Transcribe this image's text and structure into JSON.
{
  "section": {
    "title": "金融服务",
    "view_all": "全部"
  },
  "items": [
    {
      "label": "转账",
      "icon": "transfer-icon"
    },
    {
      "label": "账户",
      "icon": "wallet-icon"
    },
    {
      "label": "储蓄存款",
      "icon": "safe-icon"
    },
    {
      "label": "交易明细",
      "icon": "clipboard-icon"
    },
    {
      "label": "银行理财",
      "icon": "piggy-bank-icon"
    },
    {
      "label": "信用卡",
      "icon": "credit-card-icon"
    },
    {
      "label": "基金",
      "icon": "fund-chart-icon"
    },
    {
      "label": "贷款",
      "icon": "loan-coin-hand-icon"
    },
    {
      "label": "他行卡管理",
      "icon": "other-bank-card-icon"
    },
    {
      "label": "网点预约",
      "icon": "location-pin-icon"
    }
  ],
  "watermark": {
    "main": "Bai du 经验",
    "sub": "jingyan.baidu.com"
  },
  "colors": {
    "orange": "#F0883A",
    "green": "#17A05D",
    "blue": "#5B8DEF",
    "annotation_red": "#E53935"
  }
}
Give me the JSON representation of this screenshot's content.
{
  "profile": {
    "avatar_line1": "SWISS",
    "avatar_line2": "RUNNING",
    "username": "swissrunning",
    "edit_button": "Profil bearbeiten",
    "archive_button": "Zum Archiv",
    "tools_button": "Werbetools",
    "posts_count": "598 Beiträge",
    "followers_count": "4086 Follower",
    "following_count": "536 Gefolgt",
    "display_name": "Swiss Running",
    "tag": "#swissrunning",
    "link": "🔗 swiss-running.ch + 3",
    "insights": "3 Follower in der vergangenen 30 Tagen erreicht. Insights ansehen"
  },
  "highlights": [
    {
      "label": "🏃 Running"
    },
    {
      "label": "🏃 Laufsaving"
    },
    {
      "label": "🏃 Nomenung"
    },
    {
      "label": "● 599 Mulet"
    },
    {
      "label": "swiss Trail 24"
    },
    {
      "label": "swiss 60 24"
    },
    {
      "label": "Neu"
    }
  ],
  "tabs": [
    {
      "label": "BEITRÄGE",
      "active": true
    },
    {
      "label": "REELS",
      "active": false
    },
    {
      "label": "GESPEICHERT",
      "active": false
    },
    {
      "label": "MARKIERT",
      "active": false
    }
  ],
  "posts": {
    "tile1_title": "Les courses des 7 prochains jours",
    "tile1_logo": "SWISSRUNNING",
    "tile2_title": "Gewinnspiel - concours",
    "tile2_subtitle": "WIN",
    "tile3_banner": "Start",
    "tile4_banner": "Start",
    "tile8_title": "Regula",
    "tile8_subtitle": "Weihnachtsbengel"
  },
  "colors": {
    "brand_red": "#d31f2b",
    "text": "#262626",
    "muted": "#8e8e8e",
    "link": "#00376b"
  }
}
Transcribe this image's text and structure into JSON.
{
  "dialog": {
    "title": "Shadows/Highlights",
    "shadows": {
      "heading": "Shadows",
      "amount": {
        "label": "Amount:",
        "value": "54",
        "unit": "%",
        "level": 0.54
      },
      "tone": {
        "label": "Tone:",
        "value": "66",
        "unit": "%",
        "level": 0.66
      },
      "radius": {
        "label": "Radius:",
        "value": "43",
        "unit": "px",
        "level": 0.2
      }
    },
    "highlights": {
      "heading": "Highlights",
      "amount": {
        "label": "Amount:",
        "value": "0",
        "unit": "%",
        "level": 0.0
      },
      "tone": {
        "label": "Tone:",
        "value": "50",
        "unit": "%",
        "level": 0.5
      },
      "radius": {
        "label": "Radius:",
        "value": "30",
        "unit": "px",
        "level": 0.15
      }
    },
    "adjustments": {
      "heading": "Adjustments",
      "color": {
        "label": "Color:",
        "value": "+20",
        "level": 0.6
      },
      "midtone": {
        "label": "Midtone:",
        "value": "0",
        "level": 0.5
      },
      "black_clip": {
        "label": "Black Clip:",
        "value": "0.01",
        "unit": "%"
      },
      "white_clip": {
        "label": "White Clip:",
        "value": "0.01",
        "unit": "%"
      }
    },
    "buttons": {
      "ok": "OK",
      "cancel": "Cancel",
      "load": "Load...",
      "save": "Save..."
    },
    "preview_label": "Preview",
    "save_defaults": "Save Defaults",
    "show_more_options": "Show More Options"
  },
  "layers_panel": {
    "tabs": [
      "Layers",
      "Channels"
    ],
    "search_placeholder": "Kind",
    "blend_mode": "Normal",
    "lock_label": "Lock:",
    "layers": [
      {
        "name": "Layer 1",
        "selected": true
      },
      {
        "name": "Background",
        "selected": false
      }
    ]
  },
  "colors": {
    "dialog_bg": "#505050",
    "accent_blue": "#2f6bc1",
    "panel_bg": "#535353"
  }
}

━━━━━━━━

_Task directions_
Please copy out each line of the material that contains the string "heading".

_Solution for this task_
      "heading": "Shadows",
      "heading": "Highlights",
      "heading": "Adjustments",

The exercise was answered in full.